For sports fans, watching their favorite sports can become where they are so completely immersed in the game, using virtual reality, that they can feel the nerves and levels of stress the players are experiencing. For athletes, say an NBA player, you can put yourself in Game 7 of the NBA Finals, with the last shot, and practice sinking it with the pressure on. This might’ve helped Stephen Curry in the Finals to get some ice in his blood, and maybe what were a bunch of bricks could’ve been money.

Now, I’m not trying to sound like I’m advertising augmented/virtual reality. I’m not, to be clear. However, my opinion is that humans make positive and negative advancements, and this is a positive one that should be used for practical use. You can see it as a science fiction future being brought to life, for means of discovery, outreach, teaching, and direction.

This technology may also be a key piece in the future of the wellbeing of our planet and all life that exists on it.

I don’t know how many more years our planet can take our abuse.

Augmented reality may lead to research which can end the issues of climate change, protect our biomes, and conserve nature’s wonders. Also, for space exploration, the benefits of augmented reality can virtually hold the hands of astronauts and assist them on board. The technology may pave the way for the next chapter of humanity’s exploration of space.

Some arguments against the use of AR are for reasons of privacy and security, which is why it should be used for helpful, practical usage, rather than any of the dumb things some humans will of course come up with in order to find themselves in situations which require privacy.

To maintain safety and security, AR can be used to make drivers more aware on the roads, making the world a safer place for everyone.

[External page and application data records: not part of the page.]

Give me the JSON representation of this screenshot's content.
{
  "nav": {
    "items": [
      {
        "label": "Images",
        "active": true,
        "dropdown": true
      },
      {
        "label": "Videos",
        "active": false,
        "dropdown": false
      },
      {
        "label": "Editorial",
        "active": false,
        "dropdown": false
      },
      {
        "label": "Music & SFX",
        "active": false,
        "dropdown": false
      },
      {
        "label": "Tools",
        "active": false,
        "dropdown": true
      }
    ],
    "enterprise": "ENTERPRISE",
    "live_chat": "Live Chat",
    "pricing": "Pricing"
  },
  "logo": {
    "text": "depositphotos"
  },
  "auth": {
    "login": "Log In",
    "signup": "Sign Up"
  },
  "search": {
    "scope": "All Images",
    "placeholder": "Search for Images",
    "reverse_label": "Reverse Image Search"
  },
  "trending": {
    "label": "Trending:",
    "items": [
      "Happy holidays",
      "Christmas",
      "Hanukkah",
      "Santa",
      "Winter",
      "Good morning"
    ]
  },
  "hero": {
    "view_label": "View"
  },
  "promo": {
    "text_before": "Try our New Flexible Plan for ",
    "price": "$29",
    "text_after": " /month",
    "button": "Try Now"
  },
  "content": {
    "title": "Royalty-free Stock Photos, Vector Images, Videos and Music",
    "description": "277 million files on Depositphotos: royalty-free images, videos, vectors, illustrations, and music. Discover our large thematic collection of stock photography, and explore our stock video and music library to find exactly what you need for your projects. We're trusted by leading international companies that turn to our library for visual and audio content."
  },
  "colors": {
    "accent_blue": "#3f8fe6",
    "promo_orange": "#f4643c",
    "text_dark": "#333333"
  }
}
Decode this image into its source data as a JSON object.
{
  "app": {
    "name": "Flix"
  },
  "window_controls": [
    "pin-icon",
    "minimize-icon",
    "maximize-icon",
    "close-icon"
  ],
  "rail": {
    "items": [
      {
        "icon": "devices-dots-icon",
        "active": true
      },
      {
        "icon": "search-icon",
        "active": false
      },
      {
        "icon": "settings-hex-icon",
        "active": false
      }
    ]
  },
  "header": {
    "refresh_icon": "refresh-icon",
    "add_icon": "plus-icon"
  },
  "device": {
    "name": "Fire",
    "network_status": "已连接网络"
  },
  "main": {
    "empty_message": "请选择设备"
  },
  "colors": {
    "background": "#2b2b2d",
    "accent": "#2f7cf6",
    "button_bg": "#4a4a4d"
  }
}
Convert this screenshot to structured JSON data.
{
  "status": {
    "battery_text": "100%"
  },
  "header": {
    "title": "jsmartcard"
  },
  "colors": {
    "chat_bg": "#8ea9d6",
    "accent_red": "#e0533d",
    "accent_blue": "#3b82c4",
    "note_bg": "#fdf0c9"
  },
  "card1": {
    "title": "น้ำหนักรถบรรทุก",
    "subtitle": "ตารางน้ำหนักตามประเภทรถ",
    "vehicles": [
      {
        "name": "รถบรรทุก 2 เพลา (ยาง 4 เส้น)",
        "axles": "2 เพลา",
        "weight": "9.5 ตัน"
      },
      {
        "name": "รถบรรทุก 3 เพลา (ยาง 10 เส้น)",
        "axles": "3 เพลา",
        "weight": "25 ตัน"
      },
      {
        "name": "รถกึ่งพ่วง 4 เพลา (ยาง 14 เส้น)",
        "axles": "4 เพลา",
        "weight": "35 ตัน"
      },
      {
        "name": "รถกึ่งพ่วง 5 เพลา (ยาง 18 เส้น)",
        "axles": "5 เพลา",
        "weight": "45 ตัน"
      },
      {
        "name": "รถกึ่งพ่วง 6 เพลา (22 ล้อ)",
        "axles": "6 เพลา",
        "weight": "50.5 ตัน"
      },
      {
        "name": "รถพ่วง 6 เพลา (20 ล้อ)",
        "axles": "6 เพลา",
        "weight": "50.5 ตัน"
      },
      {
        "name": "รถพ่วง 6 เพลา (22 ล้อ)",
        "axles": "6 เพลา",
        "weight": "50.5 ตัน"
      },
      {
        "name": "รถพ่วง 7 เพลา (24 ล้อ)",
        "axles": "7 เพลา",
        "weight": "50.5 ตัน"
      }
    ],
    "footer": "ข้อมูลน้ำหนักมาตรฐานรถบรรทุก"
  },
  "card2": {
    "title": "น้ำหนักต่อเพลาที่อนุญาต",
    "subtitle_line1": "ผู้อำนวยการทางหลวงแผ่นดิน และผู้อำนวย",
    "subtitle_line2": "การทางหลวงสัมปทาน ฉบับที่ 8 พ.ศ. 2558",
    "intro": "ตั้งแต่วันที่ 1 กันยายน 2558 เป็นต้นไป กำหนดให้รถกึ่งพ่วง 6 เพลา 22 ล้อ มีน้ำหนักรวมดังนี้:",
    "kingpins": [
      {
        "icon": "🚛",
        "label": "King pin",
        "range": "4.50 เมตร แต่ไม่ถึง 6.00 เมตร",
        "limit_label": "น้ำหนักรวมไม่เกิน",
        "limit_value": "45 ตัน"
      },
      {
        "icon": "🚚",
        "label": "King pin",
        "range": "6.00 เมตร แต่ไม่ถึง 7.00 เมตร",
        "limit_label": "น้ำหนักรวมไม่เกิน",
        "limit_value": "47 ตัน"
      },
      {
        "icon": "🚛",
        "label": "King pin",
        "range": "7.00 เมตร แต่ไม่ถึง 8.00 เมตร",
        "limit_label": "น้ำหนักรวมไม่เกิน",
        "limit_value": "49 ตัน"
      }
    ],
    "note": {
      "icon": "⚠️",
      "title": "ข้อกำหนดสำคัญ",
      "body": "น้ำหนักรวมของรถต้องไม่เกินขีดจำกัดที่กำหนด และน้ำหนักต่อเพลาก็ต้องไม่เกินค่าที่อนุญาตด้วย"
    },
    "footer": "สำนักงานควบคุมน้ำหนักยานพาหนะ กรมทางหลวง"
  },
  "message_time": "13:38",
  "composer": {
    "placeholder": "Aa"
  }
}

So, as I said before, we as humans will continue to make advancements to improve our lives. Whether it’s inventing the wheel, discovering fire or metal, beginning to write things down to spread information through generations, mapping the world and expanding it, capturing the world in a photograph, inventing a plane to fly above the clouds, putting a man on the moon, or creating the iPhone 7, they are all to bring us together and build ideas on top of another to settle us down and create a safer, happier world for everyone.

Advancements in augmented reality, for the right reasons, may be next to add to the list.

What do you think?